The findings were published online by the journal Cancer.

Dr. Steven Curley, an M.D. Anderson surgical oncologist and the paper’s senior author, said Thursday that he hopes this method tried successfully on rabbits “will be a very useful tool to safely and efficiently treat a lot of types of cancer.”

His research was based on using nanotubes heated by radio waves to kill cancer cells.

The nanotubes are part of a family of carbon molecules named fullerenes, and they were discovered by Rick Smalley who had been awarded for this with 1985 Nobel Prize.

The other technology, targeted radio waves, is a recent discovery of John Kanzius, an M.D. Anderson leukemia patient and retired Pennsylvania radio and television station owner. After diagnosed with leukemia and suffering from chemotherapy, Kanzius thought that it must be a better way to fight the cancer and he might able to find it. He used his knowledge as radio engineer and developed in his garage a radio-frequency generator. He brought his discovery to Dr. Steven Curley with the suggestion that copper should be used as target agent.

But Curley and his team preferred to use carbon nanotubes. The result was astonishing. They injected directly the rabbits’ tumor with a solution of single-walled carbon nanotubes, and then they exposed the targeted area to two minutes of radio frequency treatment.  The cancer cells’ membranes, protein and even DNA were destroyed 100 percent by this localized hyperthermia.

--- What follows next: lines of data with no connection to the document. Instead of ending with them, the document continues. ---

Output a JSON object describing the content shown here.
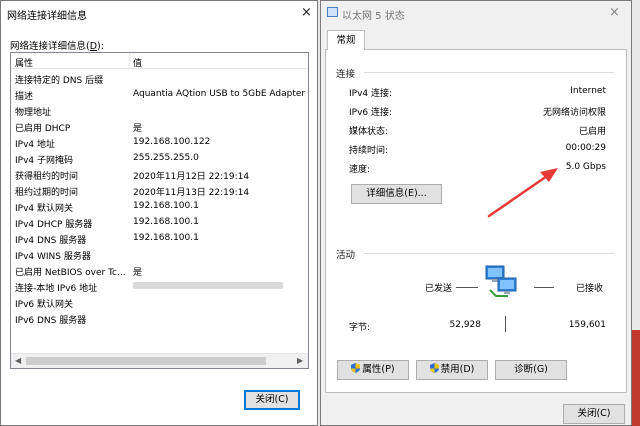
{
  "left_window": {
    "title": "网络连接详细信息",
    "close_glyph": "×",
    "details_label_prefix": "网络连接详细信息(",
    "details_label_key": "D",
    "details_label_suffix": "):",
    "columns": {
      "property": "属性",
      "value": "值"
    },
    "rows": [
      {
        "k": "连接特定的 DNS 后缀",
        "v": ""
      },
      {
        "k": "描述",
        "v": "Aquantia AQtion USB to 5GbE Adapter"
      },
      {
        "k": "物理地址",
        "v": ""
      },
      {
        "k": "已启用 DHCP",
        "v": "是"
      },
      {
        "k": "IPv4 地址",
        "v": "192.168.100.122"
      },
      {
        "k": "IPv4 子网掩码",
        "v": "255.255.255.0"
      },
      {
        "k": "获得租约的时间",
        "v": "2020年11月12日 22:19:14"
      },
      {
        "k": "租约过期的时间",
        "v": "2020年11月13日 22:19:14"
      },
      {
        "k": "IPv4 默认网关",
        "v": "192.168.100.1"
      },
      {
        "k": "IPv4 DHCP 服务器",
        "v": "192.168.100.1"
      },
      {
        "k": "IPv4 DNS 服务器",
        "v": "192.168.100.1"
      },
      {
        "k": "IPv4 WINS 服务器",
        "v": ""
      },
      {
        "k": "已启用 NetBIOS over Tc...",
        "v": "是"
      },
      {
        "k": "连接-本地 IPv6 地址",
        "v": ""
      },
      {
        "k": "IPv6 默认网关",
        "v": ""
      },
      {
        "k": "IPv6 DNS 服务器",
        "v": ""
      }
    ],
    "close_button": "关闭(C)"
  },
  "right_window": {
    "title": "以太网 5 状态",
    "close_glyph": "×",
    "tab": "常规",
    "connection": {
      "group": "连接",
      "items": [
        {
          "k": "IPv4 连接:",
          "v": "Internet"
        },
        {
          "k": "IPv6 连接:",
          "v": "无网络访问权限"
        },
        {
          "k": "媒体状态:",
          "v": "已启用"
        },
        {
          "k": "持续时间:",
          "v": "00:00:29"
        },
        {
          "k": "速度:",
          "v": "5.0 Gbps"
        }
      ],
      "details_button": "详细信息(E)..."
    },
    "activity": {
      "group": "活动",
      "sent_label": "已发送",
      "received_label": "已接收",
      "bytes_label": "字节:",
      "sent_value": "52,928",
      "received_value": "159,601"
    },
    "buttons": {
      "properties": "属性(P)",
      "disable": "禁用(D)",
      "diagnose": "诊断(G)",
      "close": "关闭(C)"
    }
  },
  "colors": {
    "annotation_arrow": "#e53935",
    "accent_border": "#0078d7"
  }
}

Officials from the American Cancer society found this discovery truly useful, but they mentioned that still there is need for further study and it will take at least five years before this method will be tried on humans.